One major difference between FIM and the MDS-PAC systems is that they use different rating scales, Granger says. The FIM rating system runs from 0 to 7; a rating of 7 means the patient is functioning the most independently. The MDS-PAC system does the opposite, he explains, where 0 indicates the most independent function.
Also, a number of questions have to be answered before PPS is implemented on Oct. 1, 2000. Here are some examples:
1. What base year will HCFA use in determining costs? HCFA will gather financial information from FRG studies that look at tens of thousands of case data. From that information, HCFA will determine a set price per case, probably adjusting for inflation. However, since the health care industry’s costs have changed so rapidly, it could make a huge difference in reimbursement, depending on what fiscal year HCFA uses as the base year.
Rehabilitation industry officials say providers will be better off if HCFA uses the most recent data, instead of going back a few years as the agency has with other industries.
"We have to have a timely base for the [payment] groupings," Aitchison says. "The skilled nursing facilities were based on 1995 [by law], and we have to be a whole lot closer than 1995, and preferably HCFA will use 1999 or 1998 data."
2. What methodology will be used to adjust for risk and case mix? Rehabilitation providers obviously want to be paid more money when patients have more physical problems that result in higher costs and higher levels of service. HCFA officials say there will be some risk and case mix adjustment included in their proposed rule. But a lot of money can be lost or gained, depending on what type of risk adjustment is used.
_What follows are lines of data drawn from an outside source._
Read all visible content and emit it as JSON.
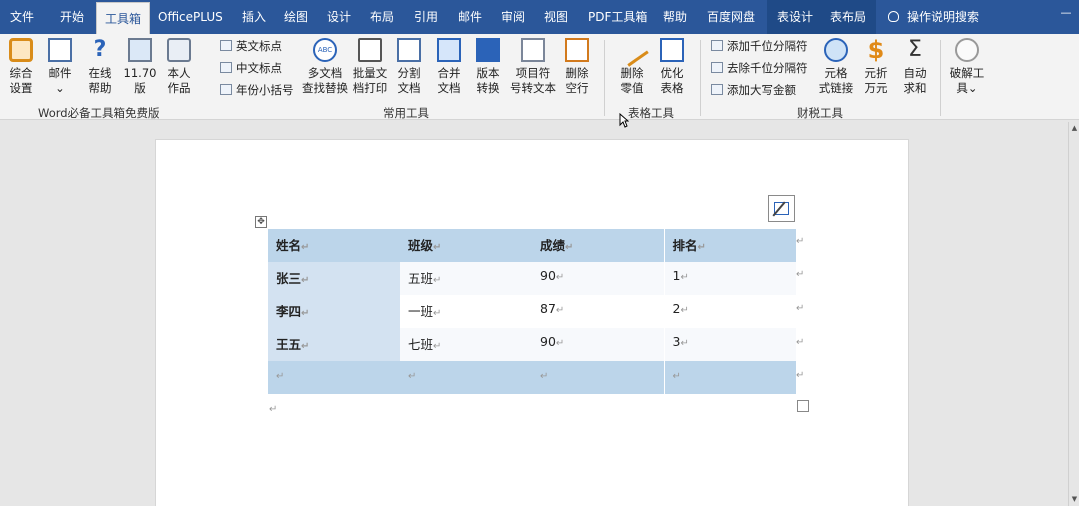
{
  "tabs": [
    {
      "label": "文件"
    },
    {
      "label": "开始"
    },
    {
      "label": "工具箱",
      "active": true
    },
    {
      "label": "OfficePLUS"
    },
    {
      "label": "插入"
    },
    {
      "label": "绘图"
    },
    {
      "label": "设计"
    },
    {
      "label": "布局"
    },
    {
      "label": "引用"
    },
    {
      "label": "邮件"
    },
    {
      "label": "审阅"
    },
    {
      "label": "视图"
    },
    {
      "label": "PDF工具箱"
    },
    {
      "label": "帮助"
    },
    {
      "label": "百度网盘"
    },
    {
      "label": "表设计"
    },
    {
      "label": "表布局"
    }
  ],
  "tell_me": "操作说明搜索",
  "ribbon": {
    "group1": {
      "label": "Word必备工具箱免费版",
      "buttons": [
        {
          "l1": "综合",
          "l2": "设置",
          "icon": "settings-icon"
        },
        {
          "l1": "邮件",
          "l2": "⌄",
          "icon": "mail-icon"
        },
        {
          "l1": "在线",
          "l2": "帮助",
          "icon": "help-icon"
        },
        {
          "l1": "11.70",
          "l2": "版",
          "icon": "version-icon"
        },
        {
          "l1": "本人",
          "l2": "作品",
          "icon": "author-icon"
        }
      ]
    },
    "group2": {
      "label": "常用工具",
      "small": [
        "英文标点",
        "中文标点",
        "年份小括号"
      ],
      "buttons": [
        {
          "l1": "多文档",
          "l2": "查找替换",
          "icon": "abc-icon"
        },
        {
          "l1": "批量文",
          "l2": "档打印",
          "icon": "print-icon"
        },
        {
          "l1": "分割",
          "l2": "文档",
          "icon": "split-icon"
        },
        {
          "l1": "合并",
          "l2": "文档",
          "icon": "merge-icon"
        },
        {
          "l1": "版本",
          "l2": "转换",
          "icon": "convert-icon"
        },
        {
          "l1": "项目符",
          "l2": "号转文本",
          "icon": "bullet-icon"
        },
        {
          "l1": "删除",
          "l2": "空行",
          "icon": "delete-lines-icon"
        }
      ]
    },
    "group3": {
      "label": "表格工具",
      "buttons": [
        {
          "l1": "删除",
          "l2": "零值",
          "icon": "eraser-icon"
        },
        {
          "l1": "优化",
          "l2": "表格",
          "icon": "table-icon"
        }
      ]
    },
    "group4": {
      "label": "财税工具",
      "small": [
        "添加千位分隔符",
        "去除千位分隔符",
        "添加大写金额"
      ],
      "buttons": [
        {
          "l1": "元格",
          "l2": "式链接",
          "icon": "globe-icon"
        },
        {
          "l1": "元折",
          "l2": "万元",
          "icon": "dollar-icon"
        },
        {
          "l1": "自动",
          "l2": "求和",
          "icon": "sigma-icon"
        }
      ]
    },
    "group5": {
      "buttons": [
        {
          "l1": "破解工",
          "l2": "具⌄",
          "icon": "crack-tool-icon"
        }
      ]
    }
  },
  "table": {
    "header": [
      "姓名",
      "班级",
      "成绩",
      "排名"
    ],
    "rows": [
      [
        "张三",
        "五班",
        "90",
        "1"
      ],
      [
        "李四",
        "一班",
        "87",
        "2"
      ],
      [
        "王五",
        "七班",
        "90",
        "3"
      ],
      [
        "",
        "",
        "",
        ""
      ]
    ],
    "mark": "↵"
  },
  "colors": {
    "tabbar": "#2b579a",
    "header_fill": "#bcd5ea",
    "first_col_fill": "#d3e2f1"
  }
}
Some experts predict HCFA will use the risk adjustment methodology that was included in the rehab PPS designed by the RAND Corp., which has conducted many studies HCFA has been using. RAND designed a per-discharge payment system that is based on FRGs and includes risk adjustments based on a person’s age, number of comorbidities and complications, and level of impairment, says Sam Fleming, president of Fleming-AOD in Washington, DC. A subcontractor for AMRPA, Fleming is creating a model payment system for rehabilitation hospitals and units.
"If a patient is particularly expensive, the program would share some of the cost of that patient on a fixed-loss scenario, and if a patient is particularly cheap, the program would share in the profit," Fleming says. "And the more the program would share in the surplus on the cheap patients, the more of a pool of money would be available to cover the high-cost outliers on the other side."
AMRPA will offer for sale to rehabilitation providers a software package that takes their FRG cost data from last year and plugs it into a reimbursement system that may be very similar to what HCFA will use under PPS. That will give facility administrators a good idea of how much money they might have lost or made on rehabilitation services under PPS, Fleming says.
So if a rehabilitation facility administrator sees that under a PPS scenario the facility would have lost money on its orthopedic cases but would come out ahead on the stroke cases, the administrator could begin to adjust services and planned expansions accordingly.
3. How will "pass-throughs" be handled? Under the current payment system, certain items on a facility’s cost report are considered "pass-throughs." Those include expenses that are not directly related to patient services, including capital expenses, Aitchison explains. Under PPS, HCFA will pay facilities a set amount of money per case, and if that amount does not include enough reimbursement to cover a facility’s pass-through costs, rehabilitation hospitals and units quickly could sink financially. "We want to make sure the [payment] weights include a proper reimbursement for pass-throughs," he says.